* What to produce
Which lines of the records below contain the word "Audio"? Report each of them in full.

* Dataset content
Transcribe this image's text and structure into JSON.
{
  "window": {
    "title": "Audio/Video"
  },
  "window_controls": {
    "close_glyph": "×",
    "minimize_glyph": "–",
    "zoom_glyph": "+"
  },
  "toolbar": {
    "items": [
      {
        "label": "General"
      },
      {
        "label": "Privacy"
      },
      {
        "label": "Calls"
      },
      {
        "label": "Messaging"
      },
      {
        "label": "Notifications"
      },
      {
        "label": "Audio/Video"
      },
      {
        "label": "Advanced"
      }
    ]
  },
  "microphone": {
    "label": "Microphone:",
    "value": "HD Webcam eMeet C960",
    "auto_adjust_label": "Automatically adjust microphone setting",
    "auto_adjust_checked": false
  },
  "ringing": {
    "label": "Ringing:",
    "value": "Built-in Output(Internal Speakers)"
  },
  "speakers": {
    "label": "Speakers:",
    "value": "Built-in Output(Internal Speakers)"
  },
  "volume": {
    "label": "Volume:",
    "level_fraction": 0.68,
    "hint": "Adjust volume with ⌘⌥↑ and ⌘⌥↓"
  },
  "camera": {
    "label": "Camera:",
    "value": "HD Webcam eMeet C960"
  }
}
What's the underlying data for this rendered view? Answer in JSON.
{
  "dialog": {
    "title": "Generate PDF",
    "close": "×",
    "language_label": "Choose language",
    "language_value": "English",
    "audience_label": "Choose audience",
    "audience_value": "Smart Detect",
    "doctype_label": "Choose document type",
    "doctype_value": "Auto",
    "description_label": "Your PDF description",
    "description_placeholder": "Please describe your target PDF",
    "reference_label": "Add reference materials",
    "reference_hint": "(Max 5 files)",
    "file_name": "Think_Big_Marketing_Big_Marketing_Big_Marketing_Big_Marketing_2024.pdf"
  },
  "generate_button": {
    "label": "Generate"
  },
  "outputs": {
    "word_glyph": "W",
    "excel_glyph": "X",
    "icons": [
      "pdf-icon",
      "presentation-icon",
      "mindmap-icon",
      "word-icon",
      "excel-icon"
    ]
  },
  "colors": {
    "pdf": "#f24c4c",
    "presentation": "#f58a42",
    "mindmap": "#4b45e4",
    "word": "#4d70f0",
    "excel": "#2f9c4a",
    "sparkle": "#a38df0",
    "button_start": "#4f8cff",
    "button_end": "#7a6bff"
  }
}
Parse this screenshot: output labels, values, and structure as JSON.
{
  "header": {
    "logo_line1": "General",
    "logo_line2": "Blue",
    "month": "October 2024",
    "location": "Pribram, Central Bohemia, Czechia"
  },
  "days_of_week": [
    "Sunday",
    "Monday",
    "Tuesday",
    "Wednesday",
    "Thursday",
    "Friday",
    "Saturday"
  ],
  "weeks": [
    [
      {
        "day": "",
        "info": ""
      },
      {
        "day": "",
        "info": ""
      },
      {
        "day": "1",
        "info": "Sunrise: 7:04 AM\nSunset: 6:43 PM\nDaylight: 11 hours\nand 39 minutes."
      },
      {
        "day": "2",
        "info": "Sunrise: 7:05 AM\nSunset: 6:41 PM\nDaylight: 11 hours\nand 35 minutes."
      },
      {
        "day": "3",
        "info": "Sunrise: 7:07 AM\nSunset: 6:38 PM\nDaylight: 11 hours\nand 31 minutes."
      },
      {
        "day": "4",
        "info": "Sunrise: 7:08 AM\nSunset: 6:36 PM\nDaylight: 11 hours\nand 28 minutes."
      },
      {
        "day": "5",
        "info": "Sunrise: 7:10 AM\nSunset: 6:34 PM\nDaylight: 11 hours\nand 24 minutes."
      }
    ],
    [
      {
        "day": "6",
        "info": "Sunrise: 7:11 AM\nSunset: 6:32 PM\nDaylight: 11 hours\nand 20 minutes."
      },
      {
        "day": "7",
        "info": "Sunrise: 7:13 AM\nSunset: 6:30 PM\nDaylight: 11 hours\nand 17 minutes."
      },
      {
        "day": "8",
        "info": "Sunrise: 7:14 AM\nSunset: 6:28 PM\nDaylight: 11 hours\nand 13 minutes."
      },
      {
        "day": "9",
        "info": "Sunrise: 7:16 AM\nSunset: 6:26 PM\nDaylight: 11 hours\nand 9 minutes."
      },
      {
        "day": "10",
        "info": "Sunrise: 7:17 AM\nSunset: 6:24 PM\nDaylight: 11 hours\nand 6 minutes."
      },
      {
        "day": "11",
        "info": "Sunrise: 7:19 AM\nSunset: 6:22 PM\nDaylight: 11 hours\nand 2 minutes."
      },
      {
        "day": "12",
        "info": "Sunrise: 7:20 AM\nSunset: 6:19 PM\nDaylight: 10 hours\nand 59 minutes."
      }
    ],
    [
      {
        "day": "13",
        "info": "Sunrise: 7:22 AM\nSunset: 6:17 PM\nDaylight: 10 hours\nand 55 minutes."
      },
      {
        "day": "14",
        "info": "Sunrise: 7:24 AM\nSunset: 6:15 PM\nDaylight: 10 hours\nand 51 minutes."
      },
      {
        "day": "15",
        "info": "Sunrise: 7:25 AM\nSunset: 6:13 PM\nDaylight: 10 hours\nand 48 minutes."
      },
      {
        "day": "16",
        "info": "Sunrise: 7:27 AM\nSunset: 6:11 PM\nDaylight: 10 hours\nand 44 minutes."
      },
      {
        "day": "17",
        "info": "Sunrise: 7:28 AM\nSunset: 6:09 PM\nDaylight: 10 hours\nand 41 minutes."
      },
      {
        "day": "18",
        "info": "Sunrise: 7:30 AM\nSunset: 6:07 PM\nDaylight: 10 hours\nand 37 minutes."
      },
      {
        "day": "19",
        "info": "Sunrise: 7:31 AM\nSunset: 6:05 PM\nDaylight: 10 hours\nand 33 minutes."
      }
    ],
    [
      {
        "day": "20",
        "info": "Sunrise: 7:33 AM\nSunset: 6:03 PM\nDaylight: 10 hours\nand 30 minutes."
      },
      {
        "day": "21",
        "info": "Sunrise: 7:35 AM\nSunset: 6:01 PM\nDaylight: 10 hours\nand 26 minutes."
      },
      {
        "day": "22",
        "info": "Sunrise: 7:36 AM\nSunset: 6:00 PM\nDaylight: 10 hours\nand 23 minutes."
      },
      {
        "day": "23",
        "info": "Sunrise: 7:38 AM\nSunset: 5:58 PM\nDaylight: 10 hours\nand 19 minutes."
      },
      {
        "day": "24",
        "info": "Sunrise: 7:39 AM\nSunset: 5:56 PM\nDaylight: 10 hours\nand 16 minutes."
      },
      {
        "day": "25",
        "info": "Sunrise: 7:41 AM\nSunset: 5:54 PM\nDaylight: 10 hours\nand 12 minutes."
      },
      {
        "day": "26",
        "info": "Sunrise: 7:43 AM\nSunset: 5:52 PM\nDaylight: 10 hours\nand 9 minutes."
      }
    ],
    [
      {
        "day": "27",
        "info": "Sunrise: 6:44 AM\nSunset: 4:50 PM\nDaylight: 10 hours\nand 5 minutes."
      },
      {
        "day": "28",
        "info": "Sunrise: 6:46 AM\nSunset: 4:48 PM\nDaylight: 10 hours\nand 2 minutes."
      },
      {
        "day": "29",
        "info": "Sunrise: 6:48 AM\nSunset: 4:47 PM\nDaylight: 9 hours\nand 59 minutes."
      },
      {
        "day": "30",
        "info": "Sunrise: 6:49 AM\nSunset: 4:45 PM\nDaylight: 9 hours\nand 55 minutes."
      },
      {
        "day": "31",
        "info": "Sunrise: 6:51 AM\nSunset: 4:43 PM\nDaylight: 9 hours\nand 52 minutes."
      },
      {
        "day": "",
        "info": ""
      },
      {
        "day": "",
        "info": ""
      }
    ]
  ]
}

* Task result
    "title": "Audio/Video"
        "label": "Audio/Video"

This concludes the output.